* [Exercise] Number of lines below with "ЗАКАЗАТЬ": work it out and reply with that number only.

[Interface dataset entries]
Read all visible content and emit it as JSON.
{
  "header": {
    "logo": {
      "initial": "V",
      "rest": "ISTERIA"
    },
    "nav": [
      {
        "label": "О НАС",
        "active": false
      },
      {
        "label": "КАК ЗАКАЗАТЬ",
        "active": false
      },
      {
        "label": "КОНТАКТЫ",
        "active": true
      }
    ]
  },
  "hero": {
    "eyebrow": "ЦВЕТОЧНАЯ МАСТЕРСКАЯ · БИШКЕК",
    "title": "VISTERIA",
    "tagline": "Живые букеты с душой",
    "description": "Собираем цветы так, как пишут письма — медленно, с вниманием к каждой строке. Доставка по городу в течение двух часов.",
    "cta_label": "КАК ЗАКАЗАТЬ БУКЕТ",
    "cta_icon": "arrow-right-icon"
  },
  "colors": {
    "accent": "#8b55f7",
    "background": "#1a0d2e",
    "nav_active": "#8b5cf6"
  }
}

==

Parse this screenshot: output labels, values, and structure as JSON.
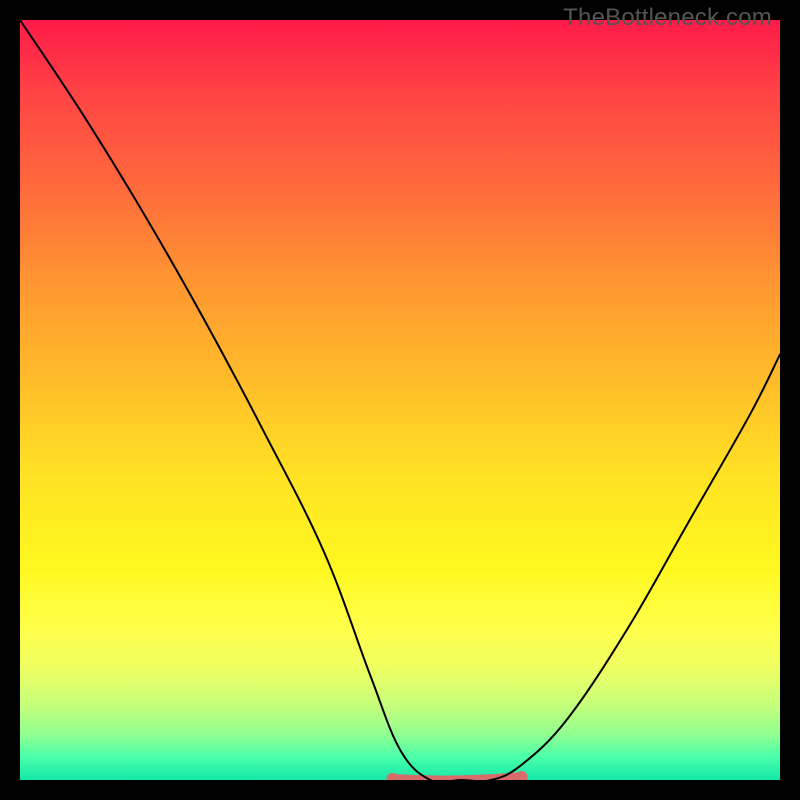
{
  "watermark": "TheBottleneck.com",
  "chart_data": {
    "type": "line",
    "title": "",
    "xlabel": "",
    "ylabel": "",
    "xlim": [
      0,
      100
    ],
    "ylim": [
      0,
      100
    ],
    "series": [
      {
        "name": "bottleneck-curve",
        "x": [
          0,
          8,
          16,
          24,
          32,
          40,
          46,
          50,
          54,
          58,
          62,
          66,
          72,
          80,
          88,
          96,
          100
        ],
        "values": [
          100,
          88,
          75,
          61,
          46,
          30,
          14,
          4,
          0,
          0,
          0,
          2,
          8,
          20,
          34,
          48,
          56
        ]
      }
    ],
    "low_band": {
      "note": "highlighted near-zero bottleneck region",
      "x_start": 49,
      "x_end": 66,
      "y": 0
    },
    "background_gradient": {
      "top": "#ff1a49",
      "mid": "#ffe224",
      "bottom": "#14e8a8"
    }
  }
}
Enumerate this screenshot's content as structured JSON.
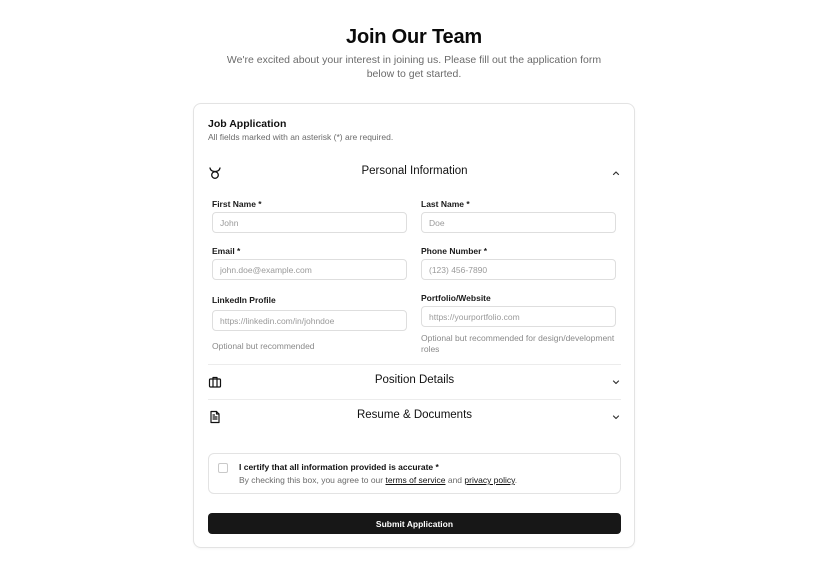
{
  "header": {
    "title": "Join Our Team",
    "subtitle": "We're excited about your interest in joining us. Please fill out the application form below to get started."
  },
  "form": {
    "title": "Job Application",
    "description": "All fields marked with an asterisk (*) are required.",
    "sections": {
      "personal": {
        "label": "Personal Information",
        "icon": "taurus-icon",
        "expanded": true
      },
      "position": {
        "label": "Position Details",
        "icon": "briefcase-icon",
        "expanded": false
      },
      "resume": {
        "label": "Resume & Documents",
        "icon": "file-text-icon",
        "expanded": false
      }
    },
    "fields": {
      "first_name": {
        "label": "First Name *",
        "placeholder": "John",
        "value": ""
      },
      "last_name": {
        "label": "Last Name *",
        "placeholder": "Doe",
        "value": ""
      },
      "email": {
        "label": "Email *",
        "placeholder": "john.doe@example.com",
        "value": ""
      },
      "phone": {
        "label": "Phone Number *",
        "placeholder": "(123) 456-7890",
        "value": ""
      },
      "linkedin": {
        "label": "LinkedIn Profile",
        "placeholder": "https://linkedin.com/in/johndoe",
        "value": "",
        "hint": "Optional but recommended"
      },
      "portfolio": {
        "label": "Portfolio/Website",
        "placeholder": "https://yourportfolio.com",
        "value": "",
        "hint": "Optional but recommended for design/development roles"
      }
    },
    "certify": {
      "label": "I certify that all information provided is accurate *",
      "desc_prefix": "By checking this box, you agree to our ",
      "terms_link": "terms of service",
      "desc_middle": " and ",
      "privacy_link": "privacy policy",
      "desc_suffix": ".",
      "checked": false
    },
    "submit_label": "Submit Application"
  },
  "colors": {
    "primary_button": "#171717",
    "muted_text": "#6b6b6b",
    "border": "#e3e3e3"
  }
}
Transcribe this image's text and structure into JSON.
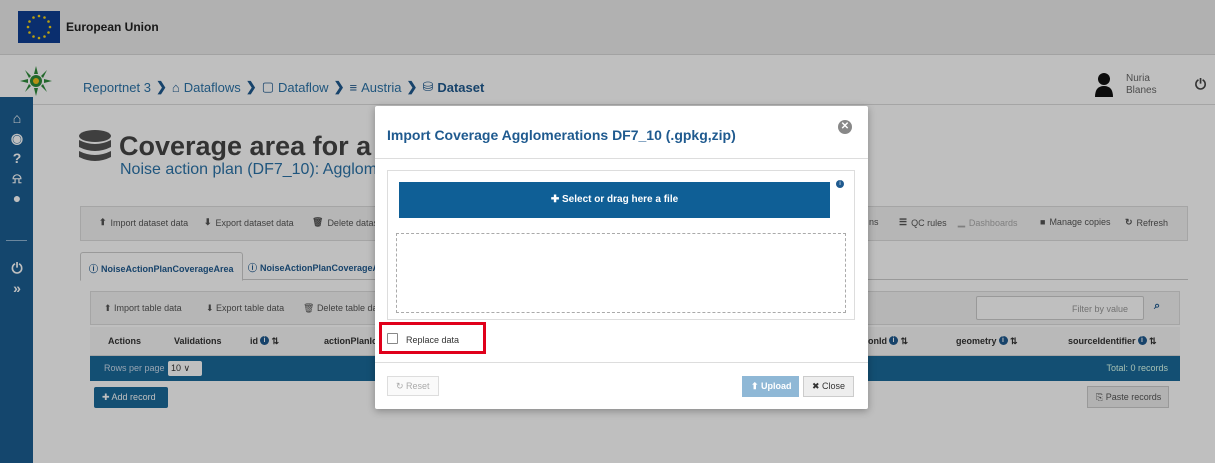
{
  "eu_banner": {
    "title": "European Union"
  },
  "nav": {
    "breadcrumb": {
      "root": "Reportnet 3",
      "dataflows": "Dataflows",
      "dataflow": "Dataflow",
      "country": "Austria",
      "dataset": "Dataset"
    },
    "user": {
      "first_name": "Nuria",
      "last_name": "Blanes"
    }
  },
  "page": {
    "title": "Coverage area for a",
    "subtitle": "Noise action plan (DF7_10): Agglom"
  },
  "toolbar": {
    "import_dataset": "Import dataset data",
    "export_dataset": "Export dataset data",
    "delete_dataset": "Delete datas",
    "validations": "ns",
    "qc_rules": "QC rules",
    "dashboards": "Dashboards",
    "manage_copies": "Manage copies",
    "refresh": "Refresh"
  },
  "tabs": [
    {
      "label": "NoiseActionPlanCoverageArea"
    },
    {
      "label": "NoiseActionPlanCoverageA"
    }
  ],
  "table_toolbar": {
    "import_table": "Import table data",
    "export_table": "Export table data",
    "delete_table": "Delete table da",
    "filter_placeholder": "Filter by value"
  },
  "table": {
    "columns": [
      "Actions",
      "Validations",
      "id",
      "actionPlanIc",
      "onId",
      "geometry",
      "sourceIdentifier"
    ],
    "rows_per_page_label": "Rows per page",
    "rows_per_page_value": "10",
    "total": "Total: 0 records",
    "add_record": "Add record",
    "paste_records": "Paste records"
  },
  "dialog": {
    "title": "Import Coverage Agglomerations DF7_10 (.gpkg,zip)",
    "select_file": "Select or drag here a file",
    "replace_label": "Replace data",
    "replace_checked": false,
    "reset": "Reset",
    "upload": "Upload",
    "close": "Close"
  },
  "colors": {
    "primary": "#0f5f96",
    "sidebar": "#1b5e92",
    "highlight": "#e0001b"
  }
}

* [Result of this task] 2